are identified with by most people as a breakfast meal and are commonly taken
with milk, either as an uncooked dish of muesli or as a hot dish of oatmeal or
porridge. The oats are made from whole oat grains that have been de-husked and
then heat-treated to stabilize the seed (also referred to as the kernal or
groat) and end up looking like a grain of rice. These kernals undergo a further
stage in processing before being sold as a specific style of oats for consumers
to buy. This final stage affects the texture and final cooking time of the
oats, but the nutritional value is generally the same:
that have been steamed and rolled flat and look like flakes. They take about 10
- 20 minutes to cook. Interesting Trivia: According to the Quaker Oats Company

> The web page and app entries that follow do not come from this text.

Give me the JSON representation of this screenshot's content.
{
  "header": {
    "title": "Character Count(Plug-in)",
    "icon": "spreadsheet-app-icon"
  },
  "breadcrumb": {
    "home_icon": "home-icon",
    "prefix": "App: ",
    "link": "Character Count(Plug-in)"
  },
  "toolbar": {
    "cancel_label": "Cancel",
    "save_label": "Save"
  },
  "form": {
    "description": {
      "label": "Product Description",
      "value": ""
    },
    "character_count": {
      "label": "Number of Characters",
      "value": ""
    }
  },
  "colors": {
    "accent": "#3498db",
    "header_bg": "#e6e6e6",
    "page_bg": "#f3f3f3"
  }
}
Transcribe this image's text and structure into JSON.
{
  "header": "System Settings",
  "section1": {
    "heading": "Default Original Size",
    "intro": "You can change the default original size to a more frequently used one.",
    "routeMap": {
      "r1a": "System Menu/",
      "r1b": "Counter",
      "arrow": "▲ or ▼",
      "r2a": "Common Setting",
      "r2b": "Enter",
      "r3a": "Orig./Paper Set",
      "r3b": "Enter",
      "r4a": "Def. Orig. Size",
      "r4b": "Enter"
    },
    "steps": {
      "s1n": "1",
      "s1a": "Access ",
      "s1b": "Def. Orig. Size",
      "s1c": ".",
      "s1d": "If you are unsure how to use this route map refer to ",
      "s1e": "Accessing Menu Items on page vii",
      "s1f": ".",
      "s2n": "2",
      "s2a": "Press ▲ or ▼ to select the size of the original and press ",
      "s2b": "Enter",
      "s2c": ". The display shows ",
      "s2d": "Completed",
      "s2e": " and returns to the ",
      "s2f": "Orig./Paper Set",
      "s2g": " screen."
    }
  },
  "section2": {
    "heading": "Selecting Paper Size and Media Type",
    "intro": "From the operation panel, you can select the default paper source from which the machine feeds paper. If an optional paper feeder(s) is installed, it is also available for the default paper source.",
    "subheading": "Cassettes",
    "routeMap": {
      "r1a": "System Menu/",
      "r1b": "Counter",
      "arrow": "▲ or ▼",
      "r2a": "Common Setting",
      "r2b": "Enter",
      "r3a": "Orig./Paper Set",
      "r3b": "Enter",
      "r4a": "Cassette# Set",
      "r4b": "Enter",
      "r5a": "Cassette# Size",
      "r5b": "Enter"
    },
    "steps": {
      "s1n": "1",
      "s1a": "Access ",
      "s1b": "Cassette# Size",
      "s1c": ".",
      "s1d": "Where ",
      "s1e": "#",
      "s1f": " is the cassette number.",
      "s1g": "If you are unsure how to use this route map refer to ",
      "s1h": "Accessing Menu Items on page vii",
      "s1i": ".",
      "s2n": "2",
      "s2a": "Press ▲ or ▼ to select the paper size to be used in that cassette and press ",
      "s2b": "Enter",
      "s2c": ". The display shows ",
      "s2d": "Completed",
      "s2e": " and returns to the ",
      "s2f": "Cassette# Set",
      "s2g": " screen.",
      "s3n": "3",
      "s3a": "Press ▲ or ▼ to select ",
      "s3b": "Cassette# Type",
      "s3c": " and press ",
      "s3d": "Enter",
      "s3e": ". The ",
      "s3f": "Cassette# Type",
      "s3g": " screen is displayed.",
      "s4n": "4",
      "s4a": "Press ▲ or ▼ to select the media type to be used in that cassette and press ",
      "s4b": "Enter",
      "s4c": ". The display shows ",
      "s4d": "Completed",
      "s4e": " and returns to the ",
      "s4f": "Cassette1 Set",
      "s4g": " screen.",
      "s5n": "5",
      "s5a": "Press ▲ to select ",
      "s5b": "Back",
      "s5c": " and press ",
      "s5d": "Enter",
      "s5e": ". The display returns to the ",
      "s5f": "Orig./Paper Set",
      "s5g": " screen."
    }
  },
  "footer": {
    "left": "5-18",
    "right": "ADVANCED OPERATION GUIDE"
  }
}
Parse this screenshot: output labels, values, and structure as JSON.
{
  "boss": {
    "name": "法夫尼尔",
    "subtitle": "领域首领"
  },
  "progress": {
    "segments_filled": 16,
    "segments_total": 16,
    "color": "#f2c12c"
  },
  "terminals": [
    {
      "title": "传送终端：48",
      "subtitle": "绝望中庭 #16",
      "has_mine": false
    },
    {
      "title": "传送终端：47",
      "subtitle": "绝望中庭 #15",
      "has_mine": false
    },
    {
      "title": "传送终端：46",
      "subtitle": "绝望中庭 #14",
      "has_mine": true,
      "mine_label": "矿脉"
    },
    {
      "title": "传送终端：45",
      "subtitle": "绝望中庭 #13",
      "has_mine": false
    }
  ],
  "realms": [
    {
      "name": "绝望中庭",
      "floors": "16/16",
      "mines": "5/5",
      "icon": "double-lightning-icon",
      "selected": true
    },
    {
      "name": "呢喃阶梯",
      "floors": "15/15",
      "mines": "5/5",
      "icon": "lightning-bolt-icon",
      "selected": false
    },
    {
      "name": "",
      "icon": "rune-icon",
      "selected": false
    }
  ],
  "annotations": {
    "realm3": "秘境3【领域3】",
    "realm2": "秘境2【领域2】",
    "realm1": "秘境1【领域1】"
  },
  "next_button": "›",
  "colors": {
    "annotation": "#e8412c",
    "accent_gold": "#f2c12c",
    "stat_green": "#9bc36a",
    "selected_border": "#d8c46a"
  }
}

an 18-ounze pack of their Old-Fashioned style contains approximately 26,000
that have been steamed longer and/or rolled a little thinner than standard
rolled oats and are often cut into several pieces. The end result is they cook
quicker i.e. in about 2 - 5 minutes.
that have been cut into several pieces using a steel blade (or partially stone
ground in the case of Scottish oats) and not rolled flat like other styles.
They take about 25 - 40 minutes to cook and are chewy in texture with a nutty
and hearty flavor. Although these take the longest time to cook they can be
added to soups and stews or cooked overnight in a crock-pot (or slow cooker) to
provide ready-made oatmeal in the morning.
that have been cooked and dried before being rolled. They are easily rehydrated
by adding hot liquid (water, milk etc.) and are ready to eat (hence the term
“instant”). The additional processing may make these a less healthy option,
with many manufacturers adding sweetners, flavorings, sodium and other
chemicals. If using instant oats, the ideal is look for ones with less than a
quarter ounce of sugar and no flavorings.
Looking at the difference in
cooking times and place this alongside the busy and frantic mornings
encountered in many households, suddenly necessity becomes the mother of invention.
However, the less processed the oats are the lower they come on the glycemic
scale i.e. the lower they come on this scale, the longer it takes for the food
to break down and thus making you feel full longer with more even blood sugar
levels (as opposed to high blood sugar spikes).
You can also get Oat Flour and Oat Bran, both of which can be used in
baking (for breads, cakes etc.); as a thickener agent; in smoothies to increase
fiber content; and many other ways. Think of where you might use flour and
these can replace some or all of your usual flour.